In the face of screen reader software, braille usage has declined. However, because it teaches spelling and punctuation, braille education remains important for developing reading skills among blind and visually impaired children, and braille literacy correlates with higher employment rates.

This also made me think about morse code, a form of communication simple to create, being a series of repetitive tones with different spacing (silences) between.

Morse code is a method of transmitting text information as a series of on-off tones, lights, or clicks that can be directly understood by a skilled listener or observer without special equipment.

And here’s the morse code sent into space with the Voyager Golden Record. For some reason combined with the sound of ship horns. The morse code message spells out Per aspera ad astra, a popular Latin phrase meaning “through hardship to the stars”.

I also looked at the Enigma machine, used by the German army for coded communications during the Second World War. During my research, I found a way to make my own paper model to crack Enigma codes. Visually, the Zygalski sheets used in initial Enigma code-breaking are intriguing.

The method of Zygalski sheets was a cryptologic technique used by the Polish Cipher Bureau before and during World War II, and during the war also by British cryptologists at Bletchley Park, to decrypt messages enciphered on German Enigma machines.
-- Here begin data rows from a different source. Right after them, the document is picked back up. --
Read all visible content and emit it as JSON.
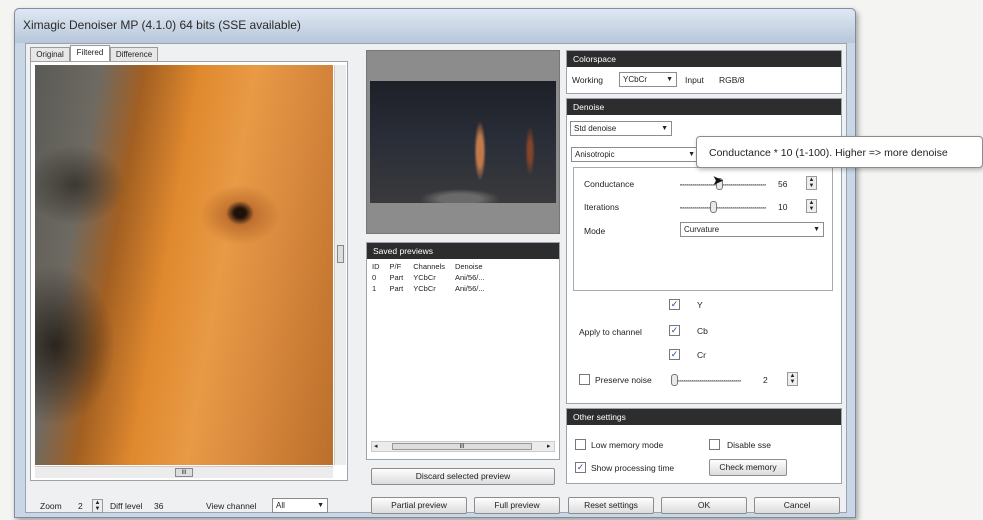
{
  "window": {
    "title": "Ximagic Denoiser MP (4.1.0) 64 bits (SSE available)"
  },
  "tabs": [
    {
      "label": "Original"
    },
    {
      "label": "Filtered"
    },
    {
      "label": "Difference"
    }
  ],
  "bottom": {
    "zoom_label": "Zoom",
    "zoom_value": "2",
    "difflevel_label": "Diff level",
    "difflevel_value": "36",
    "view_channel_label": "View channel",
    "view_channel_value": "All",
    "partial_preview": "Partial preview",
    "full_preview": "Full preview",
    "reset_settings": "Reset settings",
    "ok": "OK",
    "cancel": "Cancel"
  },
  "saved_previews": {
    "header": "Saved previews",
    "columns": [
      "ID",
      "P/F",
      "Channels",
      "Denoise"
    ],
    "rows": [
      [
        "0",
        "Part",
        "YCbCr",
        "Ani/56/..."
      ],
      [
        "1",
        "Part",
        "YCbCr",
        "Ani/56/..."
      ]
    ],
    "scroll_label": "III",
    "discard_button": "Discard selected preview"
  },
  "colorspace": {
    "header": "Colorspace",
    "working_label": "Working",
    "working_value": "YCbCr",
    "input_label": "Input",
    "input_value": "RGB/8"
  },
  "denoise": {
    "header": "Denoise",
    "method": "Std denoise",
    "algorithm": "Anisotropic",
    "conductance_label": "Conductance",
    "conductance_value": "56",
    "iterations_label": "Iterations",
    "iterations_value": "10",
    "mode_label": "Mode",
    "mode_value": "Curvature",
    "apply_label": "Apply to channel",
    "channels": [
      {
        "name": "Y",
        "checked": true
      },
      {
        "name": "Cb",
        "checked": true
      },
      {
        "name": "Cr",
        "checked": true
      }
    ],
    "preserve_noise_label": "Preserve noise",
    "preserve_noise_value": "2"
  },
  "tooltip": {
    "text": "Conductance * 10 (1-100). Higher => more denoise"
  },
  "other": {
    "header": "Other settings",
    "low_memory": "Low memory mode",
    "disable_sse": "Disable sse",
    "show_time": "Show processing time",
    "check_memory": "Check memory"
  },
  "image_scroll_label": "III"
}
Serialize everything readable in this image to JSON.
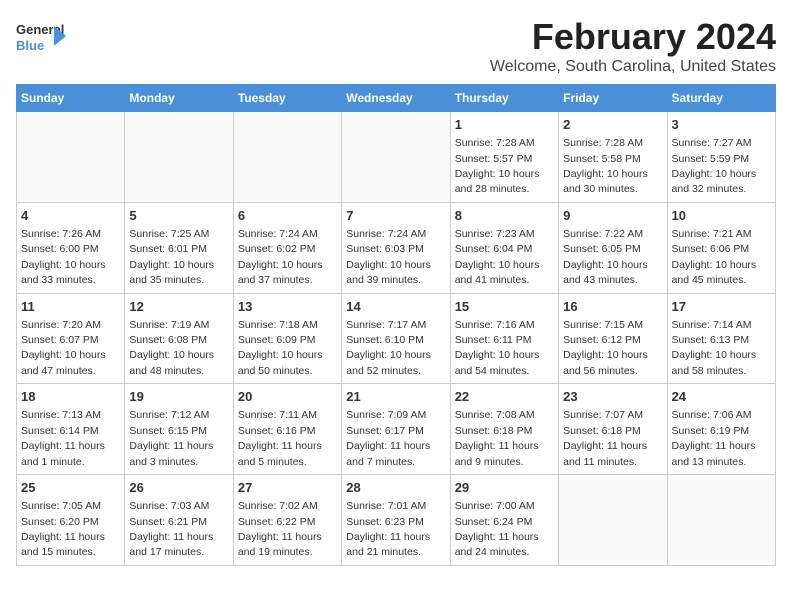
{
  "header": {
    "logo_general": "General",
    "logo_blue": "Blue",
    "title": "February 2024",
    "subtitle": "Welcome, South Carolina, United States"
  },
  "calendar": {
    "days_of_week": [
      "Sunday",
      "Monday",
      "Tuesday",
      "Wednesday",
      "Thursday",
      "Friday",
      "Saturday"
    ],
    "weeks": [
      [
        {
          "day": "",
          "info": ""
        },
        {
          "day": "",
          "info": ""
        },
        {
          "day": "",
          "info": ""
        },
        {
          "day": "",
          "info": ""
        },
        {
          "day": "1",
          "info": "Sunrise: 7:28 AM\nSunset: 5:57 PM\nDaylight: 10 hours and 28 minutes."
        },
        {
          "day": "2",
          "info": "Sunrise: 7:28 AM\nSunset: 5:58 PM\nDaylight: 10 hours and 30 minutes."
        },
        {
          "day": "3",
          "info": "Sunrise: 7:27 AM\nSunset: 5:59 PM\nDaylight: 10 hours and 32 minutes."
        }
      ],
      [
        {
          "day": "4",
          "info": "Sunrise: 7:26 AM\nSunset: 6:00 PM\nDaylight: 10 hours and 33 minutes."
        },
        {
          "day": "5",
          "info": "Sunrise: 7:25 AM\nSunset: 6:01 PM\nDaylight: 10 hours and 35 minutes."
        },
        {
          "day": "6",
          "info": "Sunrise: 7:24 AM\nSunset: 6:02 PM\nDaylight: 10 hours and 37 minutes."
        },
        {
          "day": "7",
          "info": "Sunrise: 7:24 AM\nSunset: 6:03 PM\nDaylight: 10 hours and 39 minutes."
        },
        {
          "day": "8",
          "info": "Sunrise: 7:23 AM\nSunset: 6:04 PM\nDaylight: 10 hours and 41 minutes."
        },
        {
          "day": "9",
          "info": "Sunrise: 7:22 AM\nSunset: 6:05 PM\nDaylight: 10 hours and 43 minutes."
        },
        {
          "day": "10",
          "info": "Sunrise: 7:21 AM\nSunset: 6:06 PM\nDaylight: 10 hours and 45 minutes."
        }
      ],
      [
        {
          "day": "11",
          "info": "Sunrise: 7:20 AM\nSunset: 6:07 PM\nDaylight: 10 hours and 47 minutes."
        },
        {
          "day": "12",
          "info": "Sunrise: 7:19 AM\nSunset: 6:08 PM\nDaylight: 10 hours and 48 minutes."
        },
        {
          "day": "13",
          "info": "Sunrise: 7:18 AM\nSunset: 6:09 PM\nDaylight: 10 hours and 50 minutes."
        },
        {
          "day": "14",
          "info": "Sunrise: 7:17 AM\nSunset: 6:10 PM\nDaylight: 10 hours and 52 minutes."
        },
        {
          "day": "15",
          "info": "Sunrise: 7:16 AM\nSunset: 6:11 PM\nDaylight: 10 hours and 54 minutes."
        },
        {
          "day": "16",
          "info": "Sunrise: 7:15 AM\nSunset: 6:12 PM\nDaylight: 10 hours and 56 minutes."
        },
        {
          "day": "17",
          "info": "Sunrise: 7:14 AM\nSunset: 6:13 PM\nDaylight: 10 hours and 58 minutes."
        }
      ],
      [
        {
          "day": "18",
          "info": "Sunrise: 7:13 AM\nSunset: 6:14 PM\nDaylight: 11 hours and 1 minute."
        },
        {
          "day": "19",
          "info": "Sunrise: 7:12 AM\nSunset: 6:15 PM\nDaylight: 11 hours and 3 minutes."
        },
        {
          "day": "20",
          "info": "Sunrise: 7:11 AM\nSunset: 6:16 PM\nDaylight: 11 hours and 5 minutes."
        },
        {
          "day": "21",
          "info": "Sunrise: 7:09 AM\nSunset: 6:17 PM\nDaylight: 11 hours and 7 minutes."
        },
        {
          "day": "22",
          "info": "Sunrise: 7:08 AM\nSunset: 6:18 PM\nDaylight: 11 hours and 9 minutes."
        },
        {
          "day": "23",
          "info": "Sunrise: 7:07 AM\nSunset: 6:18 PM\nDaylight: 11 hours and 11 minutes."
        },
        {
          "day": "24",
          "info": "Sunrise: 7:06 AM\nSunset: 6:19 PM\nDaylight: 11 hours and 13 minutes."
        }
      ],
      [
        {
          "day": "25",
          "info": "Sunrise: 7:05 AM\nSunset: 6:20 PM\nDaylight: 11 hours and 15 minutes."
        },
        {
          "day": "26",
          "info": "Sunrise: 7:03 AM\nSunset: 6:21 PM\nDaylight: 11 hours and 17 minutes."
        },
        {
          "day": "27",
          "info": "Sunrise: 7:02 AM\nSunset: 6:22 PM\nDaylight: 11 hours and 19 minutes."
        },
        {
          "day": "28",
          "info": "Sunrise: 7:01 AM\nSunset: 6:23 PM\nDaylight: 11 hours and 21 minutes."
        },
        {
          "day": "29",
          "info": "Sunrise: 7:00 AM\nSunset: 6:24 PM\nDaylight: 11 hours and 24 minutes."
        },
        {
          "day": "",
          "info": ""
        },
        {
          "day": "",
          "info": ""
        }
      ]
    ]
  }
}
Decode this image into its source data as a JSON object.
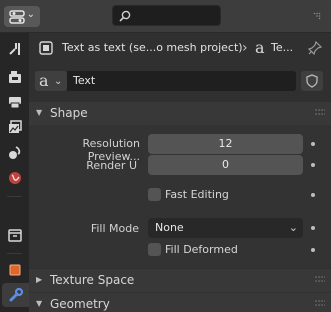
{
  "header": {
    "editor_type_icon": "properties-editor-icon",
    "search": {
      "placeholder": "",
      "icon": "search-icon"
    }
  },
  "tabs": [
    {
      "name": "tool",
      "icon": "tool-icon"
    },
    {
      "name": "render",
      "icon": "render-camera-icon"
    },
    {
      "name": "output",
      "icon": "output-printer-icon"
    },
    {
      "name": "view-layer",
      "icon": "view-layer-icon"
    },
    {
      "name": "scene",
      "icon": "scene-icon"
    },
    {
      "name": "world",
      "icon": "world-icon"
    },
    {
      "name": "collection",
      "icon": "collection-icon"
    },
    {
      "name": "object",
      "icon": "object-icon"
    },
    {
      "name": "modifiers",
      "icon": "wrench-icon"
    }
  ],
  "context": {
    "object_name": "Text as text (se...o mesh project)",
    "data_name": "Te...",
    "pin_icon": "pin-icon"
  },
  "datablock": {
    "name": "Text",
    "icon": "font-data-icon"
  },
  "panels": {
    "shape": {
      "label": "Shape",
      "resolution_preview_label": "Resolution Preview...",
      "resolution_preview_value": "12",
      "render_u_label": "Render U",
      "render_u_value": "0",
      "fast_editing_label": "Fast Editing",
      "fast_editing_checked": false,
      "fill_mode_label": "Fill Mode",
      "fill_mode_value": "None",
      "fill_deformed_label": "Fill Deformed",
      "fill_deformed_checked": false
    },
    "texture_space": {
      "label": "Texture Space",
      "expanded": false
    },
    "geometry": {
      "label": "Geometry",
      "expanded": true
    }
  },
  "colors": {
    "background": "#303030",
    "header": "#3d3d3d",
    "tab_strip": "#262626",
    "field": "#545454",
    "accent_object": "#e0662b",
    "accent_modifier": "#5a8de6"
  }
}
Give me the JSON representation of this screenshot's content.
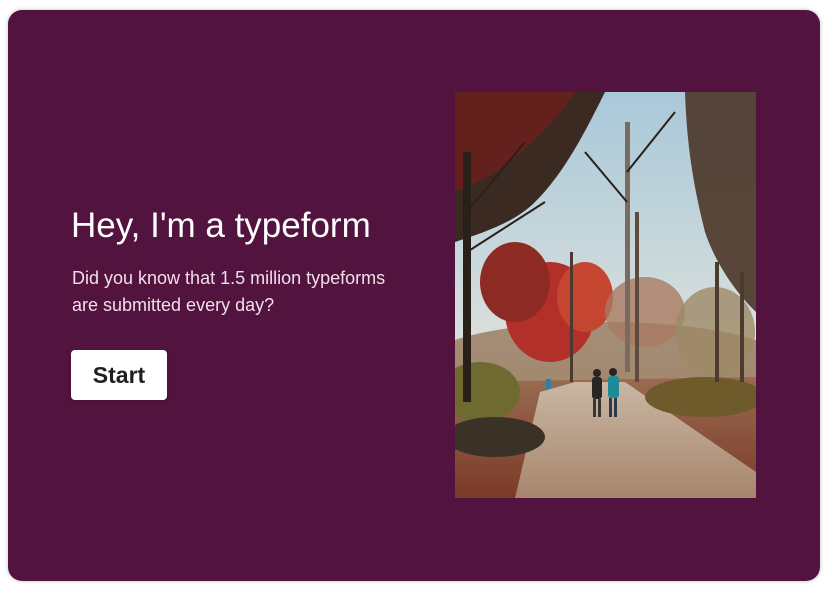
{
  "colors": {
    "card_background": "#53133f",
    "title_text": "#ffffff",
    "button_background": "#ffffff",
    "button_text": "#1f1f1f"
  },
  "welcome": {
    "title": "Hey, I'm a typeform",
    "subtitle": "Did you know that 1.5 million typeforms are submitted every day?",
    "start_label": "Start"
  },
  "image": {
    "subject": "autumn park path with red-leaved trees and two people walking"
  }
}
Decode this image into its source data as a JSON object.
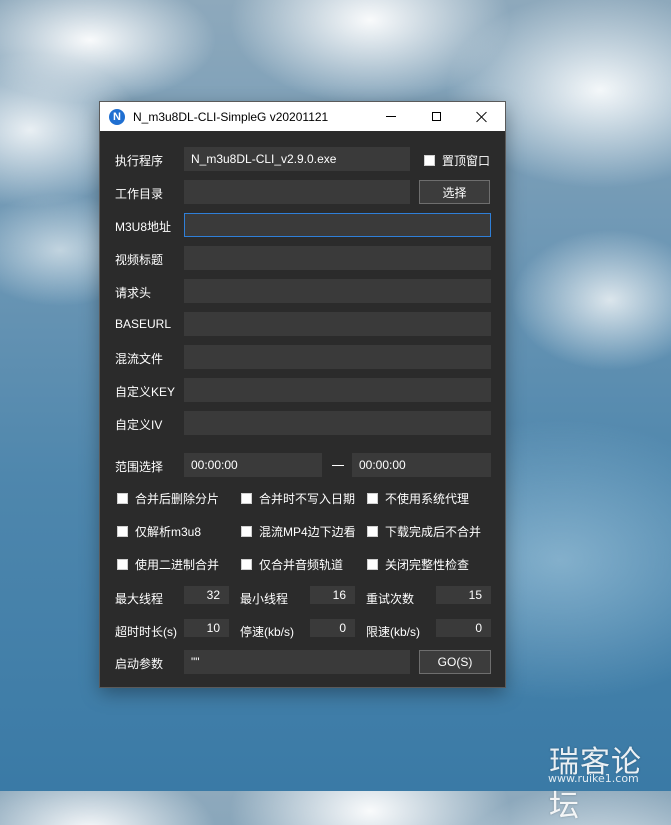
{
  "window": {
    "app_icon_letter": "N",
    "title": "N_m3u8DL-CLI-SimpleG v20201121"
  },
  "fields": {
    "exe": {
      "label": "执行程序",
      "value": "N_m3u8DL-CLI_v2.9.0.exe"
    },
    "workdir": {
      "label": "工作目录",
      "value": ""
    },
    "m3u8": {
      "label": "M3U8地址",
      "value": ""
    },
    "video_title": {
      "label": "视频标题",
      "value": ""
    },
    "headers": {
      "label": "请求头",
      "value": ""
    },
    "baseurl": {
      "label": "BASEURL",
      "value": ""
    },
    "mux_file": {
      "label": "混流文件",
      "value": ""
    },
    "custom_key": {
      "label": "自定义KEY",
      "value": ""
    },
    "custom_iv": {
      "label": "自定义IV",
      "value": ""
    }
  },
  "topmost": {
    "label": "置顶窗口",
    "checked": false
  },
  "browse_button": "选择",
  "range": {
    "label": "范围选择",
    "start": "00:00:00",
    "separator": "—",
    "end": "00:00:00"
  },
  "options": [
    {
      "label": "合并后删除分片",
      "checked": false
    },
    {
      "label": "合并时不写入日期",
      "checked": false
    },
    {
      "label": "不使用系统代理",
      "checked": false
    },
    {
      "label": "仅解析m3u8",
      "checked": false
    },
    {
      "label": "混流MP4边下边看",
      "checked": false
    },
    {
      "label": "下载完成后不合并",
      "checked": false
    },
    {
      "label": "使用二进制合并",
      "checked": false
    },
    {
      "label": "仅合并音频轨道",
      "checked": false
    },
    {
      "label": "关闭完整性检查",
      "checked": false
    }
  ],
  "numbers": {
    "max_threads": {
      "label": "最大线程",
      "value": "32"
    },
    "min_threads": {
      "label": "最小线程",
      "value": "16"
    },
    "retry_count": {
      "label": "重试次数",
      "value": "15"
    },
    "timeout": {
      "label": "超时时长(s)",
      "value": "10"
    },
    "stop_speed": {
      "label": "停速(kb/s)",
      "value": "0"
    },
    "limit_speed": {
      "label": "限速(kb/s)",
      "value": "0"
    }
  },
  "launch": {
    "label": "启动参数",
    "value": "\"\"",
    "go_button": "GO(S)"
  },
  "watermark": {
    "text": "瑞客论坛",
    "url": "www.ruike1.com"
  },
  "colors": {
    "window_bg": "#2b2b2b",
    "field_bg": "#3a3a3a",
    "focus_border": "#2f7fd8"
  }
}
The Zygalski-sheet apparatus takes its name from Polish Cipher Bureau mathematician–cryptologist Henryk Zygalski, who invented it about October 1938. Zygalski’s device comprised a set of 26 perforated sheets for each of the, initially, six possible sequences for inserting the three rotors into the Enigma machine’s scrambler.[1] Each sheet related to the starting position of the left (slowest-moving) rotor.

The 26 × 26 matrix represented the 676 possible starting positions of the middle and right rotors and was duplicated horizontally and vertically: a–z, a–y. The sheets were punched with holes in the positions that would allow a “female” to occur.

The first set was completed in late December 1939. On 28 December part of the second set was delivered to the Polish cryptologists,[7] who had by then escaped from German-overrun Poland to PC Bruno outside Paris, France. The remaining sheets were completed on 7 January 1940,[8] and were couriered by Alan Turing to France shortly thereafter.[7] “With their help,” writes Rejewski, “we continued solving Enigma daily keys.”[3] The sheets were used by the Poles to make the first wartime decryption of an Enigma message, on 17 January 1940.

In May 1940, the Germans once again completely changed the procedure for enciphering message keys (with the exception of a Norwegian network). As a result, Zygalski’s sheets were of no use…

Space Rock – latest 3D prints

Some photographs of the latest 3D prints for We Are Here.